(INFORMATION SHOWN):
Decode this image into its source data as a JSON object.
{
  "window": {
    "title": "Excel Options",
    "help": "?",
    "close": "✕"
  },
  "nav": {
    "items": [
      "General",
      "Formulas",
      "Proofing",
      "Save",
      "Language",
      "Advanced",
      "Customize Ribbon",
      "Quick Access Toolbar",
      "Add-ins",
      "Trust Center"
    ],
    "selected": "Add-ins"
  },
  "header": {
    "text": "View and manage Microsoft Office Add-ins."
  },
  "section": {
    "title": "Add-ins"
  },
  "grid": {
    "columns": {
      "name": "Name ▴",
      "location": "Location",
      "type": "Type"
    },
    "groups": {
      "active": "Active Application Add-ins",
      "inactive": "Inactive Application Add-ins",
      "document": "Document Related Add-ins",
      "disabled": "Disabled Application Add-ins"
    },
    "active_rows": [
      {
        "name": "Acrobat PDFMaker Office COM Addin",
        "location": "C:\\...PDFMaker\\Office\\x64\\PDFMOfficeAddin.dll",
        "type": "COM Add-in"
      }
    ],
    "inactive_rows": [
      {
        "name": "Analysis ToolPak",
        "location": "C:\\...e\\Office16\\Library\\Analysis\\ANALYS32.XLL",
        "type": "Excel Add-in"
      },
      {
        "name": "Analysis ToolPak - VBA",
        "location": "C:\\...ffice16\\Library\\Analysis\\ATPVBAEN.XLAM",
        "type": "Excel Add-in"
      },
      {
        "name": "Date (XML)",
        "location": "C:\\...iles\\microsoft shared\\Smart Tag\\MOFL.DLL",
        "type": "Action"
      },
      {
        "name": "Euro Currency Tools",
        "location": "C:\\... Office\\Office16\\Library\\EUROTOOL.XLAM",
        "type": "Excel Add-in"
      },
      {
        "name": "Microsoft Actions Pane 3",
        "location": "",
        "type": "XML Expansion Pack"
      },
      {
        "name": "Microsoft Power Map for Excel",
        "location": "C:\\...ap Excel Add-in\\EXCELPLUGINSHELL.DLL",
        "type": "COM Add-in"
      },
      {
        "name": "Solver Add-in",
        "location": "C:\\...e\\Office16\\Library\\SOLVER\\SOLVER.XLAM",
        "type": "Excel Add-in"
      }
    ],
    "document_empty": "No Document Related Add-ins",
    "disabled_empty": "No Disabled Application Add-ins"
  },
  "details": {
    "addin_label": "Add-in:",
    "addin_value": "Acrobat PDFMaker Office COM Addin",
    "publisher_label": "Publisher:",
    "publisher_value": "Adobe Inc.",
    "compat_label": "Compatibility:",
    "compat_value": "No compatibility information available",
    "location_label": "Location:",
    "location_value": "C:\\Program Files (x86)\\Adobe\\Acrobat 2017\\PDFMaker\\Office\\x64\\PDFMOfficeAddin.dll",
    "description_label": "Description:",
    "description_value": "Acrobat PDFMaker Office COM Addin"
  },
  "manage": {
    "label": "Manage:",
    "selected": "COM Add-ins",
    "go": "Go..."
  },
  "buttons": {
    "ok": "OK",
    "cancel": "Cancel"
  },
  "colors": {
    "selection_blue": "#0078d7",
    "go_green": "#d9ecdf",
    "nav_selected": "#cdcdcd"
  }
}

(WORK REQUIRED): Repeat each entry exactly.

(PROBLEM SOLUTION):
Decode this image into its source data as a JSON object.
{
  "window": {
    "title": "Excel Options",
    "help": "?",
    "close": "✕"
  },
  "nav": {
    "items": [
      "General",
      "Formulas",
      "Proofing",
      "Save",
      "Language",
      "Advanced",
      "Customize Ribbon",
      "Quick Access Toolbar",
      "Add-ins",
      "Trust Center"
    ],
    "selected": "Add-ins"
  },
  "header": {
    "text": "View and manage Microsoft Office Add-ins."
  },
  "section": {
    "title": "Add-ins"
  },
  "grid": {
    "columns": {
      "name": "Name ▴",
      "location": "Location",
      "type": "Type"
    },
    "groups": {
      "active": "Active Application Add-ins",
      "inactive": "Inactive Application Add-ins",
      "document": "Document Related Add-ins",
      "disabled": "Disabled Application Add-ins"
    },
    "active_rows": [
      {
        "name": "Acrobat PDFMaker Office COM Addin",
        "location": "C:\\...PDFMaker\\Office\\x64\\PDFMOfficeAddin.dll",
        "type": "COM Add-in"
      }
    ],
    "inactive_rows": [
      {
        "name": "Analysis ToolPak",
        "location": "C:\\...e\\Office16\\Library\\Analysis\\ANALYS32.XLL",
        "type": "Excel Add-in"
      },
      {
        "name": "Analysis ToolPak - VBA",
        "location": "C:\\...ffice16\\Library\\Analysis\\ATPVBAEN.XLAM",
        "type": "Excel Add-in"
      },
      {
        "name": "Date (XML)",
        "location": "C:\\...iles\\microsoft shared\\Smart Tag\\MOFL.DLL",
        "type": "Action"
      },
      {
        "name": "Euro Currency Tools",
        "location": "C:\\... Office\\Office16\\Library\\EUROTOOL.XLAM",
        "type": "Excel Add-in"
      },
      {
        "name": "Microsoft Actions Pane 3",
        "location": "",
        "type": "XML Expansion Pack"
      },
      {
        "name": "Microsoft Power Map for Excel",
        "location": "C:\\...ap Excel Add-in\\EXCELPLUGINSHELL.DLL",
        "type": "COM Add-in"
      },
      {
        "name": "Solver Add-in",
        "location": "C:\\...e\\Office16\\Library\\SOLVER\\SOLVER.XLAM",
        "type": "Excel Add-in"
      }
    ],
    "document_empty": "No Document Related Add-ins",
    "disabled_empty": "No Disabled Application Add-ins"
  },
  "details": {
    "addin_label": "Add-in:",
    "addin_value": "Acrobat PDFMaker Office COM Addin",
    "publisher_label": "Publisher:",
    "publisher_value": "Adobe Inc.",
    "compat_label": "Compatibility:",
    "compat_value": "No compatibility information available",
    "location_label": "Location:",
    "location_value": "C:\\Program Files (x86)\\Adobe\\Acrobat 2017\\PDFMaker\\Office\\x64\\PDFMOfficeAddin.dll",
    "description_label": "Description:",
    "description_value": "Acrobat PDFMaker Office COM Addin"
  },
  "manage": {
    "label": "Manage:",
    "selected": "COM Add-ins",
    "go": "Go..."
  },
  "buttons": {
    "ok": "OK",
    "cancel": "Cancel"
  },
  "colors": {
    "selection_blue": "#0078d7",
    "go_green": "#d9ecdf",
    "nav_selected": "#cdcdcd"
  }
}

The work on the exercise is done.